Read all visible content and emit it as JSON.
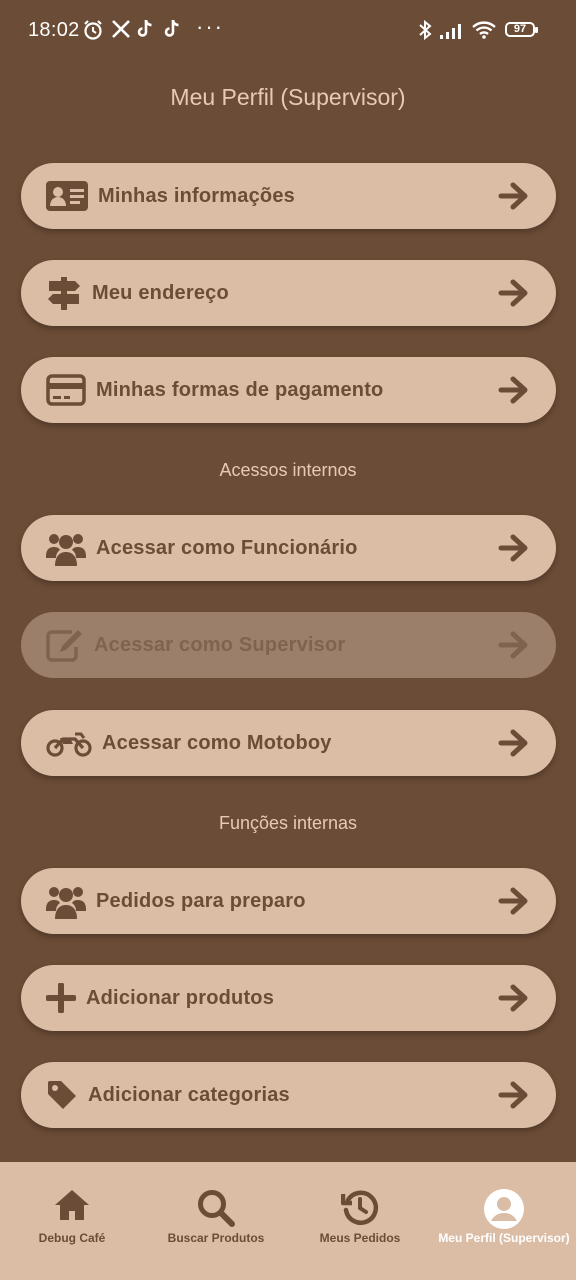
{
  "status_bar": {
    "time": "18:02",
    "battery": "97",
    "more": "···"
  },
  "page_title": "Meu Perfil (Supervisor)",
  "profile_items": [
    {
      "label": "Minhas informações",
      "icon": "id-card-icon"
    },
    {
      "label": "Meu endereço",
      "icon": "signpost-icon"
    },
    {
      "label": "Minhas formas de pagamento",
      "icon": "credit-card-icon"
    }
  ],
  "section_access": "Acessos internos",
  "access_items": [
    {
      "label": "Acessar como Funcionário",
      "icon": "users-icon"
    },
    {
      "label": "Acessar como Supervisor",
      "icon": "edit-icon",
      "disabled": true
    },
    {
      "label": "Acessar como Motoboy",
      "icon": "motorcycle-icon"
    }
  ],
  "section_functions": "Funções internas",
  "function_items": [
    {
      "label": "Pedidos para preparo",
      "icon": "users-icon"
    },
    {
      "label": "Adicionar produtos",
      "icon": "plus-icon"
    },
    {
      "label": "Adicionar categorias",
      "icon": "tag-icon"
    }
  ],
  "bottom_nav": [
    {
      "label": "Debug Café",
      "icon": "home-icon"
    },
    {
      "label": "Buscar Produtos",
      "icon": "search-icon"
    },
    {
      "label": "Meus Pedidos",
      "icon": "history-icon"
    },
    {
      "label": "Meu Perfil (Supervisor)",
      "icon": "account-circle-icon",
      "active": true
    }
  ],
  "colors": {
    "background": "#6b4c36",
    "card": "#dbbda6",
    "card_disabled": "#9c7f6a",
    "text_primary": "#6b4c36",
    "text_light": "#e6cab5"
  }
}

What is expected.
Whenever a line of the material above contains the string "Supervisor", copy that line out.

Response box.
  "page_title": "Meu Perfil (Supervisor)",
      "label": "Acessar como Supervisor",
      "label": "Meu Perfil (Supervisor)",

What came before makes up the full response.